However, an event in 1948 helped settle the controversy of the authenticity of the 1611 translation of the English Scriptures as it relates to the Old Testament.
In 1947, a Bedouin shepherd boy was watching goats in the Judean wilderness near the western edge of the Dead Sea. Exploring several caves, he discovered a group of large clay jars. Inside were pieces of rolled, leather-like parchments. In 1948, the Bedouin sold seven parchments to Mr. Kando, a cobbler and antiquities dealer from Bethlehem, who eventually sold the scrolls. The most famous of the scrolls, it was discovered, was an ancient copy of the Book of Isaiah.
This valuable scroll was examined by scholars and purchased by the Hebrew University, who placed it on display at the Shrine of the Book Museum in Jerusalem. The scroll begins with the 16th chapter of Isaiah and continues through Isaiah 66. To the amazement of scholars, when this 2,000-year-old scroll was compared to the English translation of Isaiah from the 1611 King James translation of the Bible, they were both parallel, with the only exceptions being a few minor spelling differences and tense-oriented scribal errors.
This discovery was good news to believers in the inspiration of the Bible and sad news to skeptics of divine inspiration.

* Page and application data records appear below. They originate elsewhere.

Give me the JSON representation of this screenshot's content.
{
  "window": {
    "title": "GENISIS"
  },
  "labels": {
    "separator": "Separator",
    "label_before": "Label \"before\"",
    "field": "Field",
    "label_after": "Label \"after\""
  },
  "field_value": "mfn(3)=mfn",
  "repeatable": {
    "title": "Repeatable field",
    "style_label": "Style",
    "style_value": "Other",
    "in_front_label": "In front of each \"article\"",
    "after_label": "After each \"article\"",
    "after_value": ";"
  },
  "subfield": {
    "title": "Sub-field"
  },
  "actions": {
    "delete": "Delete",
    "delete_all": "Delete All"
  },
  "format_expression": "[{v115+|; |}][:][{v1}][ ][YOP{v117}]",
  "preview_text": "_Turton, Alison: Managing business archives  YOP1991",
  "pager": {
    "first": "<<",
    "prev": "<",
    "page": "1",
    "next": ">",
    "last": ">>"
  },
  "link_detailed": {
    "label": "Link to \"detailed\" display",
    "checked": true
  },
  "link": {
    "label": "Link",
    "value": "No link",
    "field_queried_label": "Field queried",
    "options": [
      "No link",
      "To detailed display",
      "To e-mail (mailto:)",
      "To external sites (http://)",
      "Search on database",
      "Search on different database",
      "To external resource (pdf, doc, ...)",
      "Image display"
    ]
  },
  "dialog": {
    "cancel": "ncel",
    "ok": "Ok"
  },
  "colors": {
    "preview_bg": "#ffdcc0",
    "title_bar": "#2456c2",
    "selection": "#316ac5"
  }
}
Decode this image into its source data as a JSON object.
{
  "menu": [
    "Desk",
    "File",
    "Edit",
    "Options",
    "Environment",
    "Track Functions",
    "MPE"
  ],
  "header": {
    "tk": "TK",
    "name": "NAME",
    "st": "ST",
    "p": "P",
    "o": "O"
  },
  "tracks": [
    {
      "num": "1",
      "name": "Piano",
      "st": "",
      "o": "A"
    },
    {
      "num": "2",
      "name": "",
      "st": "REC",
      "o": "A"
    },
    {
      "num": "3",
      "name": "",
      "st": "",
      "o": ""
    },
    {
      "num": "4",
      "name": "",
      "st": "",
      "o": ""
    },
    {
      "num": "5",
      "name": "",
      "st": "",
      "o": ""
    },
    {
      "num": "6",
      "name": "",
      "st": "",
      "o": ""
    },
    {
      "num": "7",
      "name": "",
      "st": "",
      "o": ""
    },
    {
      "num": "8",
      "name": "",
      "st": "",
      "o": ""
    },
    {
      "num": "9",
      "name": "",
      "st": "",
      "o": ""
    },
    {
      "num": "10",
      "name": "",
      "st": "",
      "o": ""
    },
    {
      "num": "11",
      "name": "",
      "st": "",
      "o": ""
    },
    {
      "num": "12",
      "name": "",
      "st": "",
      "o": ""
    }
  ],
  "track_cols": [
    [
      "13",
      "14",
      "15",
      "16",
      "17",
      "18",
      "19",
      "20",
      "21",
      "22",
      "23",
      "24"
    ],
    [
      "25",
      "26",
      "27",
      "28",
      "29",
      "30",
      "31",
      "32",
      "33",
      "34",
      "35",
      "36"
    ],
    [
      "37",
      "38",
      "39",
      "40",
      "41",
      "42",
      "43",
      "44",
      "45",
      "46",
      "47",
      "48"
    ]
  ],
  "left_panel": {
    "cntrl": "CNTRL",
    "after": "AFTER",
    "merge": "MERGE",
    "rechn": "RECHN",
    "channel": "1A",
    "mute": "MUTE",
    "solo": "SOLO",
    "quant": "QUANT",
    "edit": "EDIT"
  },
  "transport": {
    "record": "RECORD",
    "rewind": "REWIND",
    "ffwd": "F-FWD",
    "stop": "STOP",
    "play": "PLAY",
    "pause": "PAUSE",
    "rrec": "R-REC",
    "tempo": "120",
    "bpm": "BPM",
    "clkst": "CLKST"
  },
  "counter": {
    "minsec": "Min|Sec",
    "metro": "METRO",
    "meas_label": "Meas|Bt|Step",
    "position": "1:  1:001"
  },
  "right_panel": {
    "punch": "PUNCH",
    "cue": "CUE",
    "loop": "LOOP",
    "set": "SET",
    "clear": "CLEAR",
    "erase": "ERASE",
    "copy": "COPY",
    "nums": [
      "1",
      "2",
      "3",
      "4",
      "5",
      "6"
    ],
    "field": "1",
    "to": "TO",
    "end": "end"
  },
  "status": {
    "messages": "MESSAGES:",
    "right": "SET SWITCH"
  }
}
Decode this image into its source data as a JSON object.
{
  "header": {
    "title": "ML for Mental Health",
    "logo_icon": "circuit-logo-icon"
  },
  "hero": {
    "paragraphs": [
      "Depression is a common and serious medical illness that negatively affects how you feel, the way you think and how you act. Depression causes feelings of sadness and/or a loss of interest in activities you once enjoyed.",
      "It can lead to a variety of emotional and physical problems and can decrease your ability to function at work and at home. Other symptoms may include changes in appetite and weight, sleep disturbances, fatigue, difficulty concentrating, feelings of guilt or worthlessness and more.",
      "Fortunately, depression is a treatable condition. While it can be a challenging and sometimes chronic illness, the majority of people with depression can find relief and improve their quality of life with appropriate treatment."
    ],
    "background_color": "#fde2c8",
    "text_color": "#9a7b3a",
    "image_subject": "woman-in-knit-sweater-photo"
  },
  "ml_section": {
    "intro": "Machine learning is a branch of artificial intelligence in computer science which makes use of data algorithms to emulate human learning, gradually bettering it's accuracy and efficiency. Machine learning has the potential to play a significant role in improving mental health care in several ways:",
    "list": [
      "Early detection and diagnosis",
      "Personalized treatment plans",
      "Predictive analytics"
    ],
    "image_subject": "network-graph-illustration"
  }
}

Some Western Hebrew scholars occasionally point out that there are misspelled words in certain sections of the Old Testament. These are usually identified as mistakes by the copyist. Thus the inspiration of the Scriptures is minimized by alleged human mistakes. The Jewish rabbis, however, have discovered that these so-called mistakes actually reveal a deeper meaning or a cryptic prophetic secret, indicating future events.
Mysteries of the Mistakes
When studying the Scriptures, Christian ministers often employ one of these methods to interpret or prepare a message:
The primary meaning—reading the story as a past or
The practical meaning—how the story or verse can be personally applied to us today
The prophetic meaning—how the prophetic symbols and layers reveal mysteries of the future
Jewish rabbis are taught to analyze the Torah by using four different methods. They are:
Peshat—understanding the simple meaning of the text
Remez—an allusion, or an allegorical and philosophical level of study
Drash—the regal level, the Bible is understood using riddles and parables
Sod—the hidden meaning or the mystical level 17
Christ was a master at teaching on all four levels. He taught the simple and practical life truths through the Beatitudes, yet He also revealed the riddles using parables and privately revealed the mysteries of the kingdom to His disciples (Matt. 13:11).
Perry Stone is the author of numerous books, including Breaking the Jewish Code (Charisma House), from which this article is excerpted. To purchase a copy, click here.